CHS faculty member works with doctors to help young adults with hypertension

February 19, 2018
Health Informatics & Administration
From left to right, Assistant Professor Jennifer Fink, Mary Briggs-Sedlachek (research coordinator), Erin Barwick (health coach), and Dr. Lisa Sullivan Vedder (co-principal investigator)

From left to right, Assistant Professor Jennifer Fink, Mary Briggs-Sedlachek (research coordinator), Erin Barwick (health coach), and Dr. Lisa Sullivan Vedder (co-principal investigator)

Assistant Professor Jennifer T. Fink, PhD, MS, Department of Health Informatics and Administration, and program director for the Master in Healthcare Administration, is working with researchers in the region to tackle the problem of hypertension in young adults.

“Many young people, especially college students, don’t go to the doctor as regularly as they should, and when they do go to the doctor and hypertension is diagnosed, they tend to assume that they aren’t at a high risk of complications,” Fink noted. “Of course, this is not the case and we are trying to figure out best practices for helping young people understand the unique health risks of hypertension they face when the disorder is left unaddressed.”

Fink’s collaborators include Dr. Heather Johnson, principal investigator of the project and associate professor in the Division of Cardiovascular Medicine at the University of Wisconsin School of Medicine and Public Health, and Dr. Lisa Sullivan Vedder, co-principal investigator and physician from Aurora Health Care.

The MyHEART Study

As a co-principal investigator of the MyHEART study, Fink hopes to develop a health coaching intervention protocol that will help racially/ethnically diverse young adults in both Madison and Milwaukee understand the risks associated with high blood pressure.

“Doctors are reluctant to treat young adults (ages 18-39) who have high blood pressure with medication. We hope that our protocol will prove a useful asset when coaching young people on how to get their blood pressure under control at this young age. By learning how to live a healthy lifestyle, they may be able to prevent further health concerns down the road” said Fink.

The study recently received grant funding from the National Institutes of Health, sub-funded through UW-Madison, which will support the project for the next five years. The study will rely on the participation of more than 300 individuals and will address the public health burden of low hypertension control rates in young adults, which results in increased morbidity, mortality and health care costs.

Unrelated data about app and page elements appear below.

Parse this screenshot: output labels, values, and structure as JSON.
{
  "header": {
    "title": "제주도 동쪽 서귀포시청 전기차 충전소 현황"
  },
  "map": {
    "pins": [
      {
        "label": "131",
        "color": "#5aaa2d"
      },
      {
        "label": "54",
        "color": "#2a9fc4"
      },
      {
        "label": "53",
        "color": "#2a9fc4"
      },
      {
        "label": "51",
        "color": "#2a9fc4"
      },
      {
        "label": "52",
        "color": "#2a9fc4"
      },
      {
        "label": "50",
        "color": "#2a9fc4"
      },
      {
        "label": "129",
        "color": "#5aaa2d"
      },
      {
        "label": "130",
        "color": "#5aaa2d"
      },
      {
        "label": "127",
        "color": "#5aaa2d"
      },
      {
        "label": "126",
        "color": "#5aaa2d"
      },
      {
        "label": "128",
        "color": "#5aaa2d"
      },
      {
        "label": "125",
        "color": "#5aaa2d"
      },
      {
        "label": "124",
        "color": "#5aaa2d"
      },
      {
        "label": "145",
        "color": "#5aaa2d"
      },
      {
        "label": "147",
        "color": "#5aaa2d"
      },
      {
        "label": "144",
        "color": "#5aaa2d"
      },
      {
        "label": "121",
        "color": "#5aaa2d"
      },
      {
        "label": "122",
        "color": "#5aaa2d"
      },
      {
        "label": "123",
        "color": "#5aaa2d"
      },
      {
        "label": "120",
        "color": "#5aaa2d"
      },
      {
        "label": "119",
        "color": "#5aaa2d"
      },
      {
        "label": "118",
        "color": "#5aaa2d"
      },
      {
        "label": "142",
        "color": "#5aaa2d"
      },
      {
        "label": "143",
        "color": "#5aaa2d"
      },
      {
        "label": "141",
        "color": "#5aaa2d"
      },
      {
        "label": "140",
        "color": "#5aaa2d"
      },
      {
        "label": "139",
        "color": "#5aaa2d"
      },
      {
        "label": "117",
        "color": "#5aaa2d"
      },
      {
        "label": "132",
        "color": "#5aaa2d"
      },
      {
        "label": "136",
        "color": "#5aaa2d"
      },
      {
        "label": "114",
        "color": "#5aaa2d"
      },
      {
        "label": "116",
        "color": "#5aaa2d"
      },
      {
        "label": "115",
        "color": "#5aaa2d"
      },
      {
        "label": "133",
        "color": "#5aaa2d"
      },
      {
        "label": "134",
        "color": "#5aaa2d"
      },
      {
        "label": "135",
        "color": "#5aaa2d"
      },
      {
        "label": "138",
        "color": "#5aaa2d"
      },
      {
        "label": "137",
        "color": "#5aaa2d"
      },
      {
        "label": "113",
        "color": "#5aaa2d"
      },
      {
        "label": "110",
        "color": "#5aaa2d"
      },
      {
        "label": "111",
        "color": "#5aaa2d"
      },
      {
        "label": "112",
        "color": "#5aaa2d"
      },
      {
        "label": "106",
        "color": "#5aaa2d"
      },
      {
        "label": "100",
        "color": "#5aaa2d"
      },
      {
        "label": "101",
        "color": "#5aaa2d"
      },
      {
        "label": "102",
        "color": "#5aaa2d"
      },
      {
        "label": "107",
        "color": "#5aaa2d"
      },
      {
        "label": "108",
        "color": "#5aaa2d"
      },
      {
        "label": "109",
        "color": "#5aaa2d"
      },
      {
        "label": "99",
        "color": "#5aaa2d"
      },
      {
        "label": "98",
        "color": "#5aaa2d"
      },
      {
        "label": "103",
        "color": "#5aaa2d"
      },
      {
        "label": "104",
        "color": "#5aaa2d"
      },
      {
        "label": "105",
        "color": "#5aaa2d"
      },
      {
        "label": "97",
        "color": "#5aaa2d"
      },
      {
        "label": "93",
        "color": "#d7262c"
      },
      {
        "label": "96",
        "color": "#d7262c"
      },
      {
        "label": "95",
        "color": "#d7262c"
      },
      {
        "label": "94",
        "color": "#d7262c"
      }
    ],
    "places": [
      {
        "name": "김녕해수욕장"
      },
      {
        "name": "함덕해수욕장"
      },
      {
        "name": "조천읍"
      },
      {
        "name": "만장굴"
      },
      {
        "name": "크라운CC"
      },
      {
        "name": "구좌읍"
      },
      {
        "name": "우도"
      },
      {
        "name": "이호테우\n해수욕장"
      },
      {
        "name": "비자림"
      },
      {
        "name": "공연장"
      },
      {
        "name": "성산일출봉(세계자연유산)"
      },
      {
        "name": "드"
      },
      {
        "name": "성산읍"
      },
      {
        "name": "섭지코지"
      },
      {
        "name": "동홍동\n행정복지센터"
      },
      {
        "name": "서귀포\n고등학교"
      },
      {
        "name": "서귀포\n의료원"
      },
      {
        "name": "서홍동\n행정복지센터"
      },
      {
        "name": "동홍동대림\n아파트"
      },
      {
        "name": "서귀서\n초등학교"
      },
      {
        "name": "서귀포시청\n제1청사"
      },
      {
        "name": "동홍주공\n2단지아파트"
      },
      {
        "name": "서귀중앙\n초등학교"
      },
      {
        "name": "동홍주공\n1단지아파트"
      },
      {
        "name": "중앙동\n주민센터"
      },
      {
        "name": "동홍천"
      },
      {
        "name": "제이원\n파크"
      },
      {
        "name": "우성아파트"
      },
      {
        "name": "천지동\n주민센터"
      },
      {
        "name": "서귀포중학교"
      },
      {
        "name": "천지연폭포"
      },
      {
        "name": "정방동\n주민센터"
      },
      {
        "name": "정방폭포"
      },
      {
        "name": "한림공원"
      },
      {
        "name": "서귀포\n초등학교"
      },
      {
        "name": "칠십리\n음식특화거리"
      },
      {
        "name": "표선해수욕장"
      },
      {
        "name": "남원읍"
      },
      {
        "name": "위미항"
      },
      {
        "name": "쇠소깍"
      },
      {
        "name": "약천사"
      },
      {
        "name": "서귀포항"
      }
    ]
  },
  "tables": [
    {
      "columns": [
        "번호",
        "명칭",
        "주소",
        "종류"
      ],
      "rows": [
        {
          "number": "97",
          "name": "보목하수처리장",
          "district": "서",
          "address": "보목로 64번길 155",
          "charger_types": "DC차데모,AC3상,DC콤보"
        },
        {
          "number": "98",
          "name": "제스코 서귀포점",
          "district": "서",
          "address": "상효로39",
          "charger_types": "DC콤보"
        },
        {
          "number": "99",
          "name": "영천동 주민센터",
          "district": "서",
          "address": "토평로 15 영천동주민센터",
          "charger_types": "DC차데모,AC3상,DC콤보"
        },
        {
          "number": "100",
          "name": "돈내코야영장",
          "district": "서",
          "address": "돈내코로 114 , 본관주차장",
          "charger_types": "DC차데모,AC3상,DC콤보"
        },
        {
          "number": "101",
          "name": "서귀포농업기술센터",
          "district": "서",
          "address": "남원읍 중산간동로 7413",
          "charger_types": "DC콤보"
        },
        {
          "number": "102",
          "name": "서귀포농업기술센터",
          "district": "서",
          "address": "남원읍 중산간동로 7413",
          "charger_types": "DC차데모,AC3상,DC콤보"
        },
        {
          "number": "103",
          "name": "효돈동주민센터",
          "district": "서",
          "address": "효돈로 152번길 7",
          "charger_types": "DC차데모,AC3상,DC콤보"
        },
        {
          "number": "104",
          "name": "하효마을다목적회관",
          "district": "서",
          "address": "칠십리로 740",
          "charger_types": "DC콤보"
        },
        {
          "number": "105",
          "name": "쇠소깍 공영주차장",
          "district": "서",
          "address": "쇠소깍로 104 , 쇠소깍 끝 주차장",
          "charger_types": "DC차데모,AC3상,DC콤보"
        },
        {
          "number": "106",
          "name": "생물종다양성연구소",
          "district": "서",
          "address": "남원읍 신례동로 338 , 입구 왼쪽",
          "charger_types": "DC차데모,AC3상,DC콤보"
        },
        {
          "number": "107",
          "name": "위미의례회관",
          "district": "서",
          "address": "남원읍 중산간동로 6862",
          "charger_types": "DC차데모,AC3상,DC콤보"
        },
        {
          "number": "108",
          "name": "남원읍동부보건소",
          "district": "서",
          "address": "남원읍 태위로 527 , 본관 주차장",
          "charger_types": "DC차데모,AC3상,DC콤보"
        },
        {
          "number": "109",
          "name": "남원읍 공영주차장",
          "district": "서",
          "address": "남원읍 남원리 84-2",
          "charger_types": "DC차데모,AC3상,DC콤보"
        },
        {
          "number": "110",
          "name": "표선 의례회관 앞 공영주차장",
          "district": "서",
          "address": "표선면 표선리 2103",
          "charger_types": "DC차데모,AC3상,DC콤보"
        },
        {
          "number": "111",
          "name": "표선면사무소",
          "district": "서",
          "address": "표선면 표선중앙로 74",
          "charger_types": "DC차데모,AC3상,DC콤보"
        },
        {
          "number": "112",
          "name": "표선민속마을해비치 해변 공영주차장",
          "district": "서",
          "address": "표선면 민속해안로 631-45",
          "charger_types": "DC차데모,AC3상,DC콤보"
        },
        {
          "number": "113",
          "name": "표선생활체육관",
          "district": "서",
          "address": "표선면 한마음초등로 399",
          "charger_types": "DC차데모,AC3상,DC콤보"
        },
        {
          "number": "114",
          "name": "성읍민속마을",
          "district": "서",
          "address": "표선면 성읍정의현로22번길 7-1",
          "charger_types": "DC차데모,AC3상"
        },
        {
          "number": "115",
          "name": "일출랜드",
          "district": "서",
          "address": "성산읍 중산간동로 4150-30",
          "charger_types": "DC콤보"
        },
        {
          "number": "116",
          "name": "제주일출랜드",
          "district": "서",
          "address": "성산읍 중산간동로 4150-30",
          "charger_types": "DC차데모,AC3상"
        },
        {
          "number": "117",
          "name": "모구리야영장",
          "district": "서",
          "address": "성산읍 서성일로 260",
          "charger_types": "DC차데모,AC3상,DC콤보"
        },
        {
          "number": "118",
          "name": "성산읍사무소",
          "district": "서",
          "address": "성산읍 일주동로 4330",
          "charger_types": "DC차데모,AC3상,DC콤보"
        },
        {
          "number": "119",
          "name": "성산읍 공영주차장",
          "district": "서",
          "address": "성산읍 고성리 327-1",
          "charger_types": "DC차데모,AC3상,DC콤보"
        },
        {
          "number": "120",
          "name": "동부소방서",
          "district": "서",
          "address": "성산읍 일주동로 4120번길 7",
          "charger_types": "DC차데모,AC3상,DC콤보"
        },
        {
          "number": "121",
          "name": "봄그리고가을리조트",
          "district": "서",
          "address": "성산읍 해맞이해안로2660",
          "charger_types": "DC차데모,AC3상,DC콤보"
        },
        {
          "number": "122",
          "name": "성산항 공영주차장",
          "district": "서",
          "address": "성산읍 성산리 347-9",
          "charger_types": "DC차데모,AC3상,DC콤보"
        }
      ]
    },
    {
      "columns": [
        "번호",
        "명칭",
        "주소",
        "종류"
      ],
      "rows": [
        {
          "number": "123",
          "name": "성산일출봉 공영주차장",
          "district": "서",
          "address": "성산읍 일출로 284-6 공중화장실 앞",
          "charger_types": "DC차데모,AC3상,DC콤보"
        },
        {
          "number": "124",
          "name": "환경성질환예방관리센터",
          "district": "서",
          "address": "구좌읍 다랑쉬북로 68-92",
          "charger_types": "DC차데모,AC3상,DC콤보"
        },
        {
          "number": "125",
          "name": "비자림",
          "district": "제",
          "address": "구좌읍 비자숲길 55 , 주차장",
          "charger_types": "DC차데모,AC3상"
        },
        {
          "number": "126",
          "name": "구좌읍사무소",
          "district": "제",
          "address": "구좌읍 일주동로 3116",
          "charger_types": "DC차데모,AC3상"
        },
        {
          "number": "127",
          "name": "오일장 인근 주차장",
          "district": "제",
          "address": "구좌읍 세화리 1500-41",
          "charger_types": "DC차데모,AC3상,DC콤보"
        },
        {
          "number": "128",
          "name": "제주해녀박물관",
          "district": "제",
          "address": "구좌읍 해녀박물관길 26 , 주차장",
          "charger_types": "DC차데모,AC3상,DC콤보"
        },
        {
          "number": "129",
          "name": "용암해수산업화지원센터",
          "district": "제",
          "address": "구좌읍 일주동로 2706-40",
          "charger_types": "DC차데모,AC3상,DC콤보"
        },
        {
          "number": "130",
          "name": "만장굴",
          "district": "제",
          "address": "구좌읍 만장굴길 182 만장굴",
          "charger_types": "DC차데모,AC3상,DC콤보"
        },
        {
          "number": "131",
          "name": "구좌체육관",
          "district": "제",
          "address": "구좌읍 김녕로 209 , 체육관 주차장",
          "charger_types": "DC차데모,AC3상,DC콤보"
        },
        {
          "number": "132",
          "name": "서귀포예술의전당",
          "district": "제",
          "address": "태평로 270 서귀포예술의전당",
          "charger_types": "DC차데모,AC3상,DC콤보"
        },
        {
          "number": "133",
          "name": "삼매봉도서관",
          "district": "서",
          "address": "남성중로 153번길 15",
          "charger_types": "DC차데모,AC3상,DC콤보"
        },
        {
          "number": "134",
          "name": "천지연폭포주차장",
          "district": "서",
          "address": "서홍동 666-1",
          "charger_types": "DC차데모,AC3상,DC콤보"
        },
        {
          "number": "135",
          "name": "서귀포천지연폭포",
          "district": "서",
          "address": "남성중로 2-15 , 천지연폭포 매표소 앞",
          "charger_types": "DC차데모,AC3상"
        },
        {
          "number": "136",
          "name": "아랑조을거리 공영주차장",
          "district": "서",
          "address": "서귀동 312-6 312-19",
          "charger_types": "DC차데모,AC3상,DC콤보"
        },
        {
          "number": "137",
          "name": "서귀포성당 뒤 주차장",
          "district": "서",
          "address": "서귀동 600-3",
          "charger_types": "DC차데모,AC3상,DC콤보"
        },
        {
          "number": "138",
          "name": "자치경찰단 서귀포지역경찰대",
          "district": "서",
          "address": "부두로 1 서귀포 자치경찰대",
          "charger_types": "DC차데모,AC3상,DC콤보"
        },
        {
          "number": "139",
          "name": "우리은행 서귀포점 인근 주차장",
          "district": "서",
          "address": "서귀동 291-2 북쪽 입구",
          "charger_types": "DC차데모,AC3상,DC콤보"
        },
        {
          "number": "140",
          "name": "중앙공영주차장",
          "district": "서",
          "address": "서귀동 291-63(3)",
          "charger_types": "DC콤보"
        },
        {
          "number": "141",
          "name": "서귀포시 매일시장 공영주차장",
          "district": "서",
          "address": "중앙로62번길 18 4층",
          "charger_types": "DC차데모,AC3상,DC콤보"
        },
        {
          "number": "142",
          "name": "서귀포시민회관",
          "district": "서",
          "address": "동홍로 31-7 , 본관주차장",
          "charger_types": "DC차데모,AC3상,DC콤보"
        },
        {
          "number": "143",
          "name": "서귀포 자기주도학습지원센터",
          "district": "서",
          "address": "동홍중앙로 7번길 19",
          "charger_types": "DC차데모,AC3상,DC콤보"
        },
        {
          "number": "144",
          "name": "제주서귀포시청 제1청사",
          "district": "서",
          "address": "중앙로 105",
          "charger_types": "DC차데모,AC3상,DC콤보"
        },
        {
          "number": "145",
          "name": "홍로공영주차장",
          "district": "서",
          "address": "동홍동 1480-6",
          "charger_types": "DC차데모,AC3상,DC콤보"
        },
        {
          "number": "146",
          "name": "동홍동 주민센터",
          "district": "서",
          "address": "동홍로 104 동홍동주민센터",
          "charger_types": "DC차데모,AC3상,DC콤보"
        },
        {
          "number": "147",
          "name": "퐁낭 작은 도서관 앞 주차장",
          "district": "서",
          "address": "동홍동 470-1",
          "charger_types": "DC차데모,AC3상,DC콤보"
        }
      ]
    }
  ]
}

If you are between the ages of 18-39 and have been diagnosed with elevated blood pressure, contact Mary Briggs-Sedlachek to participate in the study at mary.briggs-sedlachek@aurora.org or (414) 219-4873.

Taking initiative as a research partner

Fink’s role in the research team will be to assist with the multi-site Institutional Review Board (IRB) application, marketing and recruitment efforts and dissemination of data. She will serve as a liaison to data analysts at the Aurora Research Institute for electronic health record identification of eligible participants. She will also work with the research coordinators of the Wisconsin Network for Health Research (WiNHR) to ensure that the study is completed as outlined in the proposal.

MyHEART dovetails nicely with Fink’s prior research on obesity and weight loss, as well as investigations on how to reduce patient risk of metabolic syndrome.